Overview of higher cognitive functions and the relations between psyche, brain and the immune system. Practical work: Applied practical work with specific examples drawn from South African case studies taught within the framework of the UN Sustainable Development Goal 3 (Good Health and Well-being).
During this module the biology of cellular processes such as the cell cycle, cell death, migration and their related cellular signalling pathways will be discussed as well as their role in early stage embryology and age-related pathologies. Practical work: Exposure to applied molecular biology techniques with specific examples drawn from South African case studies taught within the framework of the UN Sustainable Development Goal of Good Health and Well-being (Sustainable Development Goal 3).
Mechanisms of muscle contraction and energy sources. Cardio-respiratory changes, thermo-regulation and other adjustments during exercise. Use and misuse of substances to improve performance. Practical work: Applied practical work with exercise descriptions for the South African context taught within the framework of the UN Sustainable Development Goal 3 (Good Health and Well-being).
Regulation of gene expression in eukaryotes: regulation at the genome, transcription, RNA processing and translation levels. DNA elements and protein factors involved in gene control. The role of chromatin structure and epigenetic changes. Technology and experimental approaches used in studying eukaryotic gene control. Applications of the principles of gene control in eg cell signaling pathways, development cancer and other diseases in humans.
A unifying framework for biology. Mechanisms involved in the evolution of genes, genomes and species. Comparative genomics across the kingdoms of life. Phylogenetic inference. Applications of phylogenetics and evolutionary genomics research, including relevance to sustainable development goals for food security, good health and the biosphere.
Processes that affect genetic evolution: mutation, drift, natural selection and recombination. Fisher-Wright and coalescence models. Groupings of genes: linkage, inbreeding, population structure and gene flow. Neutral and nearly neutral theory. Quantitative genetics and the phenotype. Optimality. Adaptation. Levels of selection in sex ratios and conflict. Reproductive value and life history. Relatedness and kin selection. Sexual reproduction and selection. Genomic complexity and neutrality.

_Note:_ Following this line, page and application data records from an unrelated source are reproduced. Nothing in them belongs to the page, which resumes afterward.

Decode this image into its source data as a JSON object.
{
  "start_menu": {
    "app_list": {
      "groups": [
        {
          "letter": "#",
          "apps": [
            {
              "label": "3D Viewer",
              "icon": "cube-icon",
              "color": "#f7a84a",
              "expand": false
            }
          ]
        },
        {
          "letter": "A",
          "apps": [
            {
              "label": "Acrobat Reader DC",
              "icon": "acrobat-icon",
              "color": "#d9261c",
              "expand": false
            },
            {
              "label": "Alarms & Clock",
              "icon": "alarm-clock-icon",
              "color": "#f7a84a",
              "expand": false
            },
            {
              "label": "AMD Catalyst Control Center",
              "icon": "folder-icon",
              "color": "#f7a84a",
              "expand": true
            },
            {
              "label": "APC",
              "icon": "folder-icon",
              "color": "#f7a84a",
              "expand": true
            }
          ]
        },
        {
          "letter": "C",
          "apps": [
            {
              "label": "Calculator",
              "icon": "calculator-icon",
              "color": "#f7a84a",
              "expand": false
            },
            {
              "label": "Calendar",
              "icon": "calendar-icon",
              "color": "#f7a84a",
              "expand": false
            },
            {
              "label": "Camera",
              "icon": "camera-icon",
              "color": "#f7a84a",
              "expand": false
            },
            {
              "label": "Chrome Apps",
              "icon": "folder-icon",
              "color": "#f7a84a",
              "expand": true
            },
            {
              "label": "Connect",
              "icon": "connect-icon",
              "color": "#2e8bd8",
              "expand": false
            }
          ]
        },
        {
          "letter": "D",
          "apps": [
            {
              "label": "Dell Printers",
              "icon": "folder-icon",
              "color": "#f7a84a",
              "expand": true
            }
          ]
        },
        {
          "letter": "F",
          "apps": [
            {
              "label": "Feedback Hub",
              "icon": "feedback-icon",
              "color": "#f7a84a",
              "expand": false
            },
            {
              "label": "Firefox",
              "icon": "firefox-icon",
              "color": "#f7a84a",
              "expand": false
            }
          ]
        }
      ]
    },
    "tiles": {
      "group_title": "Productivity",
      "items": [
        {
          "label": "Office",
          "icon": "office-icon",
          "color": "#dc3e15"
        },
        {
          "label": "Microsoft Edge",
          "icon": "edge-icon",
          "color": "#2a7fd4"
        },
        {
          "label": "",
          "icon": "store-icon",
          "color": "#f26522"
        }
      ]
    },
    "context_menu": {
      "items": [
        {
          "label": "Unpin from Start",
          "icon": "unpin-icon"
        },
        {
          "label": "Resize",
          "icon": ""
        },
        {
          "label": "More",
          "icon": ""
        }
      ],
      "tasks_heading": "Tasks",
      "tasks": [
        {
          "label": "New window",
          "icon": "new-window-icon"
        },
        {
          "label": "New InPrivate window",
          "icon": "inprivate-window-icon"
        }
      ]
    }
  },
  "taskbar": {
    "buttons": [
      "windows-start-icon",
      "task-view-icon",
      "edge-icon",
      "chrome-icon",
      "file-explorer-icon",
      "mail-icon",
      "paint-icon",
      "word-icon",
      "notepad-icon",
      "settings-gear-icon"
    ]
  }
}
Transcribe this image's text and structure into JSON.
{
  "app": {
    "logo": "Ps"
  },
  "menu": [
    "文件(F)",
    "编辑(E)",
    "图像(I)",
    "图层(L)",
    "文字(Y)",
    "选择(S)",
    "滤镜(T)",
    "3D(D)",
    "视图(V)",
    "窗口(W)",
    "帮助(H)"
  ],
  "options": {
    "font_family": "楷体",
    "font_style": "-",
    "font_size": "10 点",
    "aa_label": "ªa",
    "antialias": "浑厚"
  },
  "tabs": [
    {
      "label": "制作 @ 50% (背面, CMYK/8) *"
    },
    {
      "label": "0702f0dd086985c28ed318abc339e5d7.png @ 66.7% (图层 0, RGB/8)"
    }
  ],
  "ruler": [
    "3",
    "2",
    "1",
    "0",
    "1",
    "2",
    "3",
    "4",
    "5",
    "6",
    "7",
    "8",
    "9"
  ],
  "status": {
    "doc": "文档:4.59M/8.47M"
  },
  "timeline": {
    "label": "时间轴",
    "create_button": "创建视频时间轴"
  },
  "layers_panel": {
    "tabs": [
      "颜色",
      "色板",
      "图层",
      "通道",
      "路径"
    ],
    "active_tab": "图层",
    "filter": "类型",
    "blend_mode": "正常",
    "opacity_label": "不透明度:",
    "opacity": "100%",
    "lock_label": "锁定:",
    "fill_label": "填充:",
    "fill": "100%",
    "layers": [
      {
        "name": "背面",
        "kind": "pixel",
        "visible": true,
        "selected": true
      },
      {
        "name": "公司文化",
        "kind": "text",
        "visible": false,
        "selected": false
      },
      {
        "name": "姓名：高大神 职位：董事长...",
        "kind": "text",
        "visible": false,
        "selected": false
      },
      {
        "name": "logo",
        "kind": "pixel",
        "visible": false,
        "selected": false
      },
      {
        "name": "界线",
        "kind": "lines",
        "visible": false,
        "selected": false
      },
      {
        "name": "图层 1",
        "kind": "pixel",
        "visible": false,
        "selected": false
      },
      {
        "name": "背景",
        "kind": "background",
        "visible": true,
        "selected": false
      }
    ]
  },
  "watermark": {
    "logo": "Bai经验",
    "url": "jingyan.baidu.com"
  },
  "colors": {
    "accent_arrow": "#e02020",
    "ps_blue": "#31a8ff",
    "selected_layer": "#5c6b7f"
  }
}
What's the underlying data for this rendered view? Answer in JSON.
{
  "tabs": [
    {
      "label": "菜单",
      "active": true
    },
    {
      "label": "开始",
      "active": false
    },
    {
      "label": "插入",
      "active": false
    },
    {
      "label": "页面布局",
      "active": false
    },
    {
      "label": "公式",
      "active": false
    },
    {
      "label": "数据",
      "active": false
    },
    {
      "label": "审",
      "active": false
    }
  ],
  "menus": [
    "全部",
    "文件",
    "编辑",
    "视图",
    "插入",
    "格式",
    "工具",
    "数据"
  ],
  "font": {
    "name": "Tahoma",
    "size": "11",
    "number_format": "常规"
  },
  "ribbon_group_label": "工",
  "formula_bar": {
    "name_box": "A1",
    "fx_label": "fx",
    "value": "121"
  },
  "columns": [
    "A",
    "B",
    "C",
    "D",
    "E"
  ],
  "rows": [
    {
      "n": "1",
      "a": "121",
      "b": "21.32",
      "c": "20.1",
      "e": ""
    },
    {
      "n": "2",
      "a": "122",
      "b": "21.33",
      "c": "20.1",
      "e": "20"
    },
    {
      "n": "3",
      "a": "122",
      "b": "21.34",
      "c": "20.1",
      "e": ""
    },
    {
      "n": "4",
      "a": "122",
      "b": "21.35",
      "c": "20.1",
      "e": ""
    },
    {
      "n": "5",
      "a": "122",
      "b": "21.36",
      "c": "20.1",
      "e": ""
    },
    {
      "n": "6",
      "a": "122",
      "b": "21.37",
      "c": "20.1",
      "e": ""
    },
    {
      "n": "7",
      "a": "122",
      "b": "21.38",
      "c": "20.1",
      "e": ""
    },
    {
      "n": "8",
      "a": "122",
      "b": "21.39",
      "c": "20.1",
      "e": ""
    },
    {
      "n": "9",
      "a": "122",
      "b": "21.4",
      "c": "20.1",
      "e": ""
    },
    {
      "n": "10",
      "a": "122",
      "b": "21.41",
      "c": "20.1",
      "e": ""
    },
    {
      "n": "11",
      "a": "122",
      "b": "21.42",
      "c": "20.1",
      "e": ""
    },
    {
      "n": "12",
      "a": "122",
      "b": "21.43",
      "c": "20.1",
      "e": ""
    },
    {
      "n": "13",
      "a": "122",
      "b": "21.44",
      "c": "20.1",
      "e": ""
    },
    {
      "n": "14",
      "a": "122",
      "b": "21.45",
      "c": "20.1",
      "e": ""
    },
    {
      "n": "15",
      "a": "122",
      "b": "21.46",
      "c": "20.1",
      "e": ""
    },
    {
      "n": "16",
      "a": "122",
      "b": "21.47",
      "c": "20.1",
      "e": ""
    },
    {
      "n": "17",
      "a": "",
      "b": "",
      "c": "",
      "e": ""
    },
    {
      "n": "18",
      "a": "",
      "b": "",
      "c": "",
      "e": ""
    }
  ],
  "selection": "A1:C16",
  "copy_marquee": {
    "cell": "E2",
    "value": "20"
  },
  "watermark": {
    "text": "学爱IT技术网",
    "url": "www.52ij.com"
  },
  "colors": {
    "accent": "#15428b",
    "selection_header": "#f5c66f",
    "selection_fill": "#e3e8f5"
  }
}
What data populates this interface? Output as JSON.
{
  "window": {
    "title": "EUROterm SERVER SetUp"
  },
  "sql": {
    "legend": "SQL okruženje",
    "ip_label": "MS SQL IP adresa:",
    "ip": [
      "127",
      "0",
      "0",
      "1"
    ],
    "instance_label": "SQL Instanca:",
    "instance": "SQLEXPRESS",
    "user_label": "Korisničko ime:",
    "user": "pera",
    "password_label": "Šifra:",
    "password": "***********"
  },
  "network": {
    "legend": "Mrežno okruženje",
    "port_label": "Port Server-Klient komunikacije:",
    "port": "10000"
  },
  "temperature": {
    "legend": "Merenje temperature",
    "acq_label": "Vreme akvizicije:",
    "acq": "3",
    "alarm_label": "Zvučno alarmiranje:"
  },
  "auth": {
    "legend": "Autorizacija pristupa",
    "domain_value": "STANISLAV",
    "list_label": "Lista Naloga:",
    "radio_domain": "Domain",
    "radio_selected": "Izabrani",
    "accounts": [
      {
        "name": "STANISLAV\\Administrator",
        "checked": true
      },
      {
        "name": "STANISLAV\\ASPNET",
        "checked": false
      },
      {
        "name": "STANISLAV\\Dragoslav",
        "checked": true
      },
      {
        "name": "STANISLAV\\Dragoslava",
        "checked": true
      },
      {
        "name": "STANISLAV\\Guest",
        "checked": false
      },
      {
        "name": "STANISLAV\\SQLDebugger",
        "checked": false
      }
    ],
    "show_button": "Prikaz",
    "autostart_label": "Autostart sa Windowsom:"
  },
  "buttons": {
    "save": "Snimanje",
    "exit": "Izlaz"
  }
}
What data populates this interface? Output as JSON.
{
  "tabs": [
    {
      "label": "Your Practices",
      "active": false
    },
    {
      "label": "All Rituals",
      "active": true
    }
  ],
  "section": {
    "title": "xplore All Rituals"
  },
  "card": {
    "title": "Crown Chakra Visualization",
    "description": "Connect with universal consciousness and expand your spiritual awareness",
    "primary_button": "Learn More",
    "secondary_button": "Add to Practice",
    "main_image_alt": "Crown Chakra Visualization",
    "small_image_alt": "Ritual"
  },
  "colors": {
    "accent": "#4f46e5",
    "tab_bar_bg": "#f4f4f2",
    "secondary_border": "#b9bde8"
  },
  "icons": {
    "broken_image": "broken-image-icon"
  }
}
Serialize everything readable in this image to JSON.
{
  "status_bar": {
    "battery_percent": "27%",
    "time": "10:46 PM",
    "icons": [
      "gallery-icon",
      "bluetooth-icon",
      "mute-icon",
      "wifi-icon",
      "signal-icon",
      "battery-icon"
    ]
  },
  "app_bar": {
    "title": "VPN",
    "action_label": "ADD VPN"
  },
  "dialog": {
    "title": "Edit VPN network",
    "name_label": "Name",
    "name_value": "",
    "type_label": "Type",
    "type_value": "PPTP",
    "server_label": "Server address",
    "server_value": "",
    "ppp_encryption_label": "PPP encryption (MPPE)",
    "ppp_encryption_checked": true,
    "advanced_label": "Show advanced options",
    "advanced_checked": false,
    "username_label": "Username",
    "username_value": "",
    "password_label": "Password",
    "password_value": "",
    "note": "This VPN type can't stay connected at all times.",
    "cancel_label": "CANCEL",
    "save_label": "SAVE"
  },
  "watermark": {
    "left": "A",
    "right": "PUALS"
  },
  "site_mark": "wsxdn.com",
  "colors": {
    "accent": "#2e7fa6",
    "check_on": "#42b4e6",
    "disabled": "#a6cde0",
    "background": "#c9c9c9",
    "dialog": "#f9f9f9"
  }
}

Application of modern genetics to human variability, health and disease. Molecular origin of Mendelian and multifactorial diseases. The use of polymorphisms, gene mapping, linkage and association studies in medical genetics. Genetic diagnosis: application of cytogenetic, molecular and genomic techniques. Congenital abnormalities, risk assessment and genetic consultation. Prenatal testing, population screening, treatment of genetic diseases and gene-based therapy. Pharmacogenetics and cancer genetics. Ethical aspects in medical genetics.
The regulations and rules for the degrees published here are subject to change and may be amended after the publication of this information.
The General Academic Regulations (G Regulations) and General Student Rules apply to all faculties and registered students of the University, as well as all prospective students who have accepted an offer of a place at the University of Pretoria. On registering for a programme, the student bears the responsibility of ensuring that they familiarise themselves with the General Academic Regulations applicable to their registration, as well as the relevant faculty-specific and programme-specific regulations and information as stipulated in the relevant yearbook. Ignorance concerning these regulations will not be accepted as an excuse for any transgression, or basis for an exception to any of the aforementioned regulations.
Postal Address: University of Pretoria Private Bag x 20 Hatfield 0028